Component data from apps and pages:
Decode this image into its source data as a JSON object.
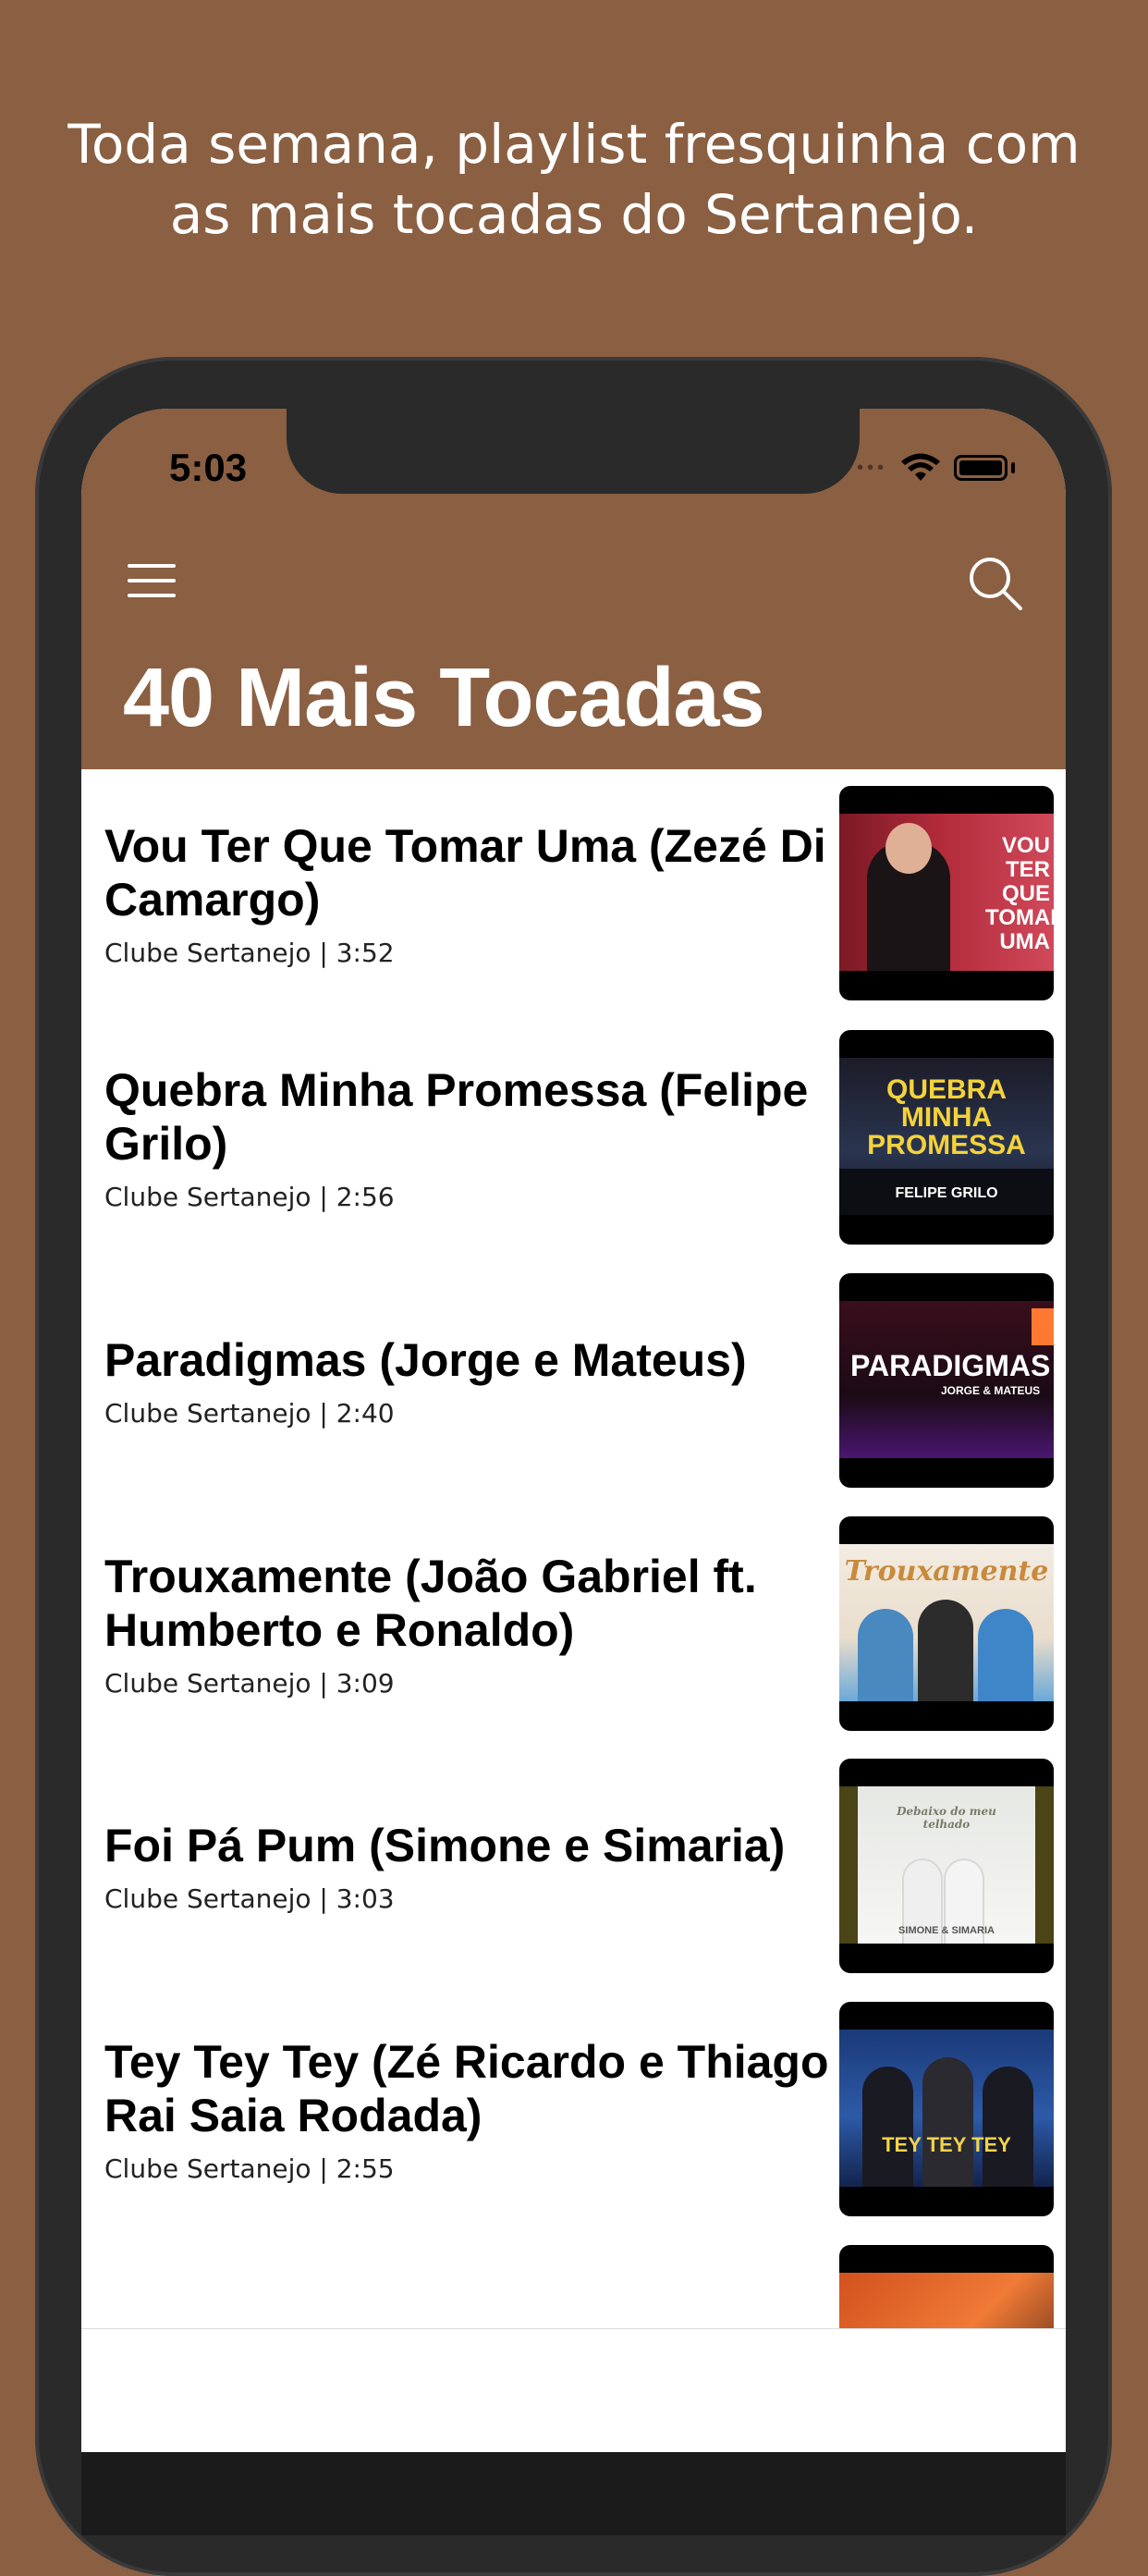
{
  "promo_text": "Toda semana, playlist fresquinha com as mais tocadas do Sertanejo.",
  "status_bar": {
    "time": "5:03",
    "dots": "•••"
  },
  "header": {
    "title": "40 Mais Tocadas",
    "background": "#8a5f42"
  },
  "songs": [
    {
      "title": "Vou Ter Que Tomar Uma (Zezé Di Camargo)",
      "meta": "Clube Sertanejo | 3:52",
      "thumb_text": "VOU TER QUE TOMAR UMA"
    },
    {
      "title": "Quebra Minha Promessa (Felipe Grilo)",
      "meta": "Clube Sertanejo | 2:56",
      "thumb_text": "QUEBRA MINHA PROMESSA",
      "thumb_sub": "FELIPE GRILO"
    },
    {
      "title": "Paradigmas (Jorge e Mateus)",
      "meta": "Clube Sertanejo | 2:40",
      "thumb_text": "PARADIGMAS",
      "thumb_sub": "JORGE & MATEUS"
    },
    {
      "title": "Trouxamente (João Gabriel ft. Humberto e Ronaldo)",
      "meta": "Clube Sertanejo | 3:09",
      "thumb_text": "Trouxamente"
    },
    {
      "title": "Foi Pá Pum (Simone e Simaria)",
      "meta": "Clube Sertanejo | 3:03",
      "thumb_text": "Debaixo do meu telhado",
      "thumb_sub": "SIMONE & SIMARIA"
    },
    {
      "title": "Tey Tey Tey (Zé Ricardo e Thiago + Rai Saia Rodada)",
      "meta": "Clube Sertanejo | 2:55",
      "thumb_text": "TEY TEY TEY"
    }
  ]
}
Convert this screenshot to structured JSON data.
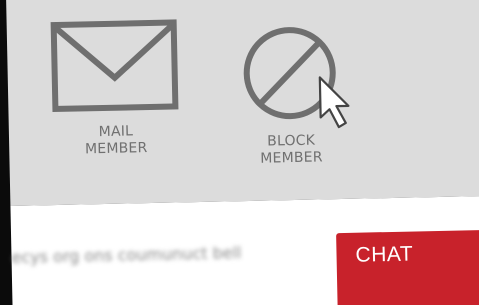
{
  "actions": {
    "mail": {
      "line1": "MAIL",
      "line2": "MEMBER",
      "icon": "mail-icon"
    },
    "block": {
      "line1": "BLOCK",
      "line2": "MEMBER",
      "icon": "block-icon"
    }
  },
  "chat": {
    "label": "CHAT"
  },
  "colors": {
    "toolbar_bg": "#dcdcdc",
    "icon_gray": "#707070",
    "chat_red": "#c8222b",
    "content_bg": "#ffffff"
  },
  "cursor": {
    "icon": "mouse-pointer-icon"
  }
}
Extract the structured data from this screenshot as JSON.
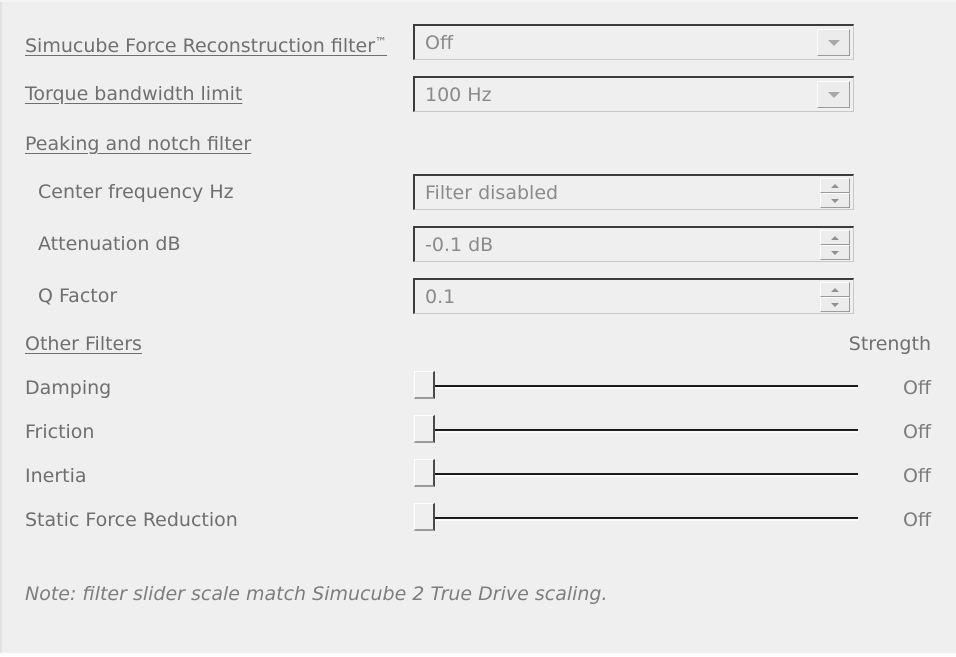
{
  "settings_rows": [
    {
      "label": "Simucube Force Reconstruction filter",
      "trademark": "™",
      "control": "dropdown",
      "value": "Off"
    },
    {
      "label": "Torque bandwidth limit",
      "control": "dropdown",
      "value": "100 Hz"
    }
  ],
  "sections": {
    "peaking_notch": {
      "title": "Peaking and notch filter",
      "rows": [
        {
          "label": "Center frequency Hz",
          "control": "spinbox",
          "value": "Filter disabled"
        },
        {
          "label": "Attenuation dB",
          "control": "spinbox",
          "value": "-0.1 dB"
        },
        {
          "label": "Q Factor",
          "control": "spinbox",
          "value": "0.1"
        }
      ]
    },
    "other_filters": {
      "title": "Other Filters",
      "strength_header": "Strength",
      "rows": [
        {
          "label": "Damping",
          "control": "slider",
          "value": "Off",
          "position_percent": 0
        },
        {
          "label": "Friction",
          "control": "slider",
          "value": "Off",
          "position_percent": 0
        },
        {
          "label": "Inertia",
          "control": "slider",
          "value": "Off",
          "position_percent": 0
        },
        {
          "label": "Static Force Reduction",
          "control": "slider",
          "value": "Off",
          "position_percent": 0
        }
      ]
    }
  },
  "note": "Note: filter slider scale match Simucube 2 True Drive scaling.",
  "colors": {
    "background": "#efefef",
    "label_text": "#6f6f6f",
    "value_text": "#8b8b8b",
    "field_border_dark": "#3c3c3c",
    "groove": "#1c1c1c"
  }
}
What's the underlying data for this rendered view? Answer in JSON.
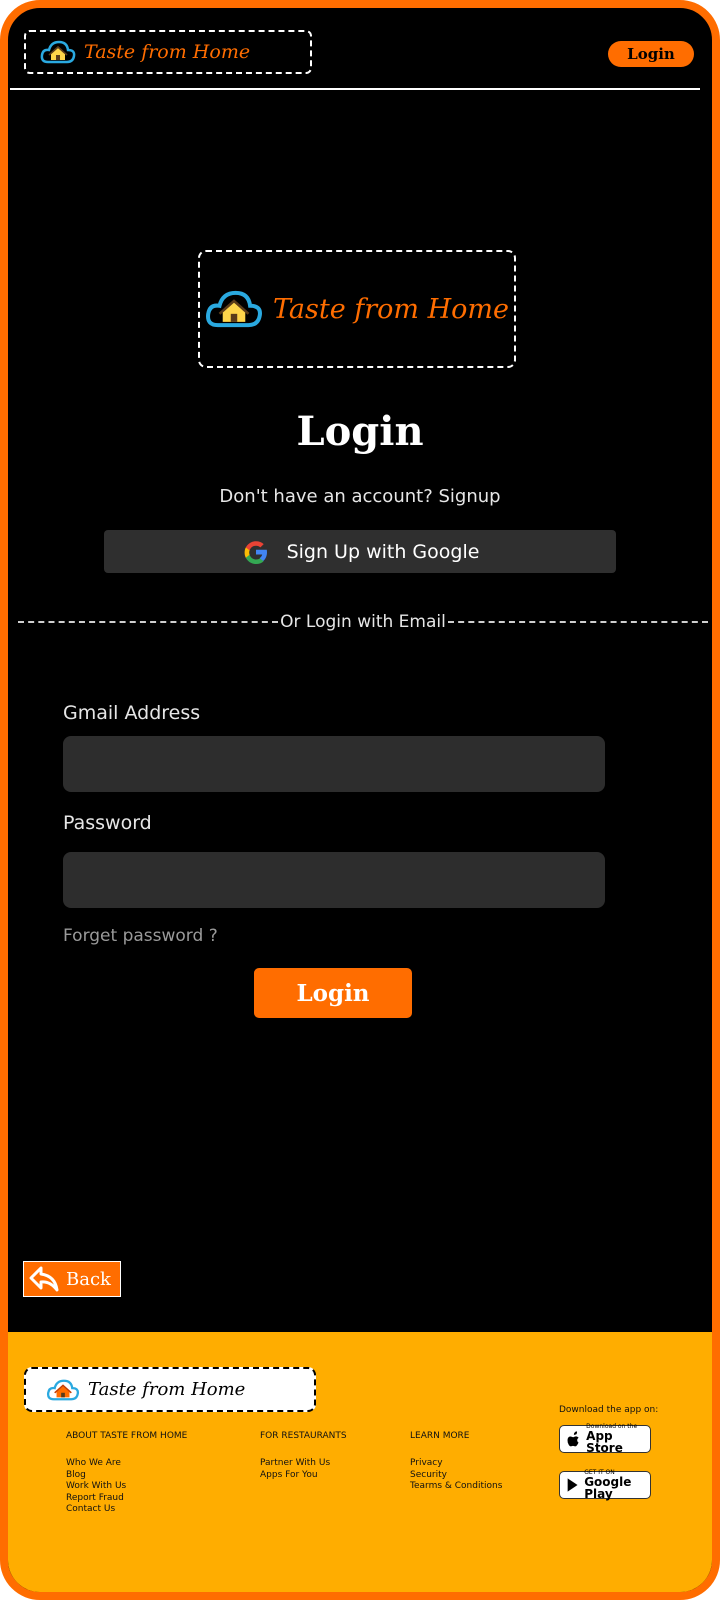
{
  "brand": {
    "name": "Taste from Home",
    "accent": "#ff6d00",
    "footer_bg": "#ffad00"
  },
  "header": {
    "login_label": "Login"
  },
  "main": {
    "title": "Login",
    "signup_prompt": "Don't have an account? Signup",
    "google_button": "Sign Up with Google",
    "divider_text": "Or Login with Email",
    "email_label": "Gmail Address",
    "email_value": "",
    "password_label": "Password",
    "password_value": "",
    "forgot_password": "Forget password ?",
    "login_button": "Login",
    "back_button": "Back"
  },
  "footer": {
    "columns": [
      {
        "heading": "ABOUT TASTE FROM HOME",
        "links": [
          "Who We Are",
          "Blog",
          "Work With Us",
          "Report Fraud",
          "Contact Us"
        ]
      },
      {
        "heading": "FOR RESTAURANTS",
        "links": [
          "Partner With Us",
          "Apps For You"
        ]
      },
      {
        "heading": "LEARN MORE",
        "links": [
          "Privacy",
          "Security",
          "Tearms & Conditions"
        ]
      }
    ],
    "download_label": "Download the app on:",
    "app_store": {
      "small": "Download on the",
      "big": "App Store"
    },
    "google_play": {
      "small": "GET IT ON",
      "big": "Google Play"
    }
  },
  "icons": [
    "cloud-house-icon",
    "google-icon",
    "back-arrow-icon",
    "apple-icon",
    "play-icon"
  ]
}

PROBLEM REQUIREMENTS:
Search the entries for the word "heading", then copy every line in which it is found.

SOLVED PROBLEM:
        "heading": "ABOUT TASTE FROM HOME",
        "heading": "FOR RESTAURANTS",
        "heading": "LEARN MORE",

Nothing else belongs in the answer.